Welcome back for the second part of my tutorial on the bib and binky set. Today we will sew the bib. I love the shape of this bib. I think it looks so sweet on the newborn to 6 months old baby. I will share my pattern here.
I’ve made bibs out of lots of different fabrics from recycled jeans to laminates. My favorite is 100% cotton and terry cloth. With this combination I don’t need to use a batting or interfacing. It holds up well through multiple washings. And there is a wider variety of prints available.
What you will need:
One fat quarter
12 inch square of terry cloth
Pins, scissors and coordinating thread
Pattern (download here)
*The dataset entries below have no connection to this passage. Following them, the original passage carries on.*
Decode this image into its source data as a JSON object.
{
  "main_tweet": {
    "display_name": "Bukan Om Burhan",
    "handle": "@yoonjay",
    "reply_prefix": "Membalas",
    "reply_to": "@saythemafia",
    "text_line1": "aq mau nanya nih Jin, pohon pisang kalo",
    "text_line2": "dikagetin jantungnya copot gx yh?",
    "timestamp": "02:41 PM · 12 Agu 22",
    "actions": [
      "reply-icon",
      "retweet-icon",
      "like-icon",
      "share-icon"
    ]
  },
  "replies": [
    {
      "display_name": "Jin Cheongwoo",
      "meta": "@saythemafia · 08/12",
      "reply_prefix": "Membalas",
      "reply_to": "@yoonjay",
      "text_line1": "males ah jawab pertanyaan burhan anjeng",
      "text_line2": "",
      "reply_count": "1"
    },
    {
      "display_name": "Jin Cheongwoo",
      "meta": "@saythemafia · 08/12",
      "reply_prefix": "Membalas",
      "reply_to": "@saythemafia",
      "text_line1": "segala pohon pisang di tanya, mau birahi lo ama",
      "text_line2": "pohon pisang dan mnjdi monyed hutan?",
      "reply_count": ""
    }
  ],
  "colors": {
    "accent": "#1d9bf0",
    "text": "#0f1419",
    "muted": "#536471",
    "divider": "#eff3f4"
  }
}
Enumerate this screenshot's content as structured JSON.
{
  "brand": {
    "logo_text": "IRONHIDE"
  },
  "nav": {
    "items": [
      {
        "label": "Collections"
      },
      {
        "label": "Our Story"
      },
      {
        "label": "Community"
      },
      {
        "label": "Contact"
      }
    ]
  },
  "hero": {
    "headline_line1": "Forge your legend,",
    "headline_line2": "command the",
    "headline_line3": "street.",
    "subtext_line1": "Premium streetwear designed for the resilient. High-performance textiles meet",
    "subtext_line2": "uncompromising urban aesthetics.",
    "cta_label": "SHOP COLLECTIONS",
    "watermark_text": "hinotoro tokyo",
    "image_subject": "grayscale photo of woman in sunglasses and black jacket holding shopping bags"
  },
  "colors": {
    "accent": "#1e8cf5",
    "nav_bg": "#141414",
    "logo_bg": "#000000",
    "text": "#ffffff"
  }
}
Cut the bib pattern out of the focus fabric. After you have removed the pattern use that piece as the new pattern to cut a mirror image out of the terry cloth. Place right sides together and pin as you would for sewing. (This is a little trick that I use to make finishing a project faster. It always seems when I cut the outer and inner separately using the paper pattern that I have a lot of trimming to do when I pin them together. This way I get a near perfect mirror image and I am already pinned together and ready to sew.)
Because I am using a terry cloth I did not feel that this bib needed to be interfaced with polyester batting. (If I use batting I prefer polyester in bibs and other baby items because it dries quicker than 100% cotton batting.)
Allow a 3 inch gap for turning. Double pin the place where you will end sewing. (I can’t tell you how many times I have sewn past the opening only to have to seam rip it out.)
Use a 1/4 seam allowance to sew bib together.
Notch the outer curves (convex curves) of the bib. This reduces bulk when it is turned and will help the bib lay more smoothly.
Snip the curves that go inward (concave). Snipping the inward curve reduces stress on the seam and reduces puckers. You know you have snipped enough when you straighten the curve and you see the fabric separating, If you notice the seam pulling anyplace make another little snip. Be careful not to snip into the seam.
Turn the bib right side out. Roll the seams between your index finger and thumb to get a crisp edge. Press the bib. Top stitch around the bib with about a 1/8 allowance. This will close up the gap you left for turning.
Install the snaps. As an alternative you can attach Velcro. (I personally hate the way Velcro looks after it has been washed and dried a few times. It attaches all the lint in the wash to itself. Snaps stay so much cleaner.)
These little bibs Sew up so fast and make a lovely gift. I often make up half a dozen or so for the new baby. It is surprising how many bibs a little one can go through.
We are 2/3 the way through our sew-along on the bib and binky set. Tomorrow we will sew the little binky pouch.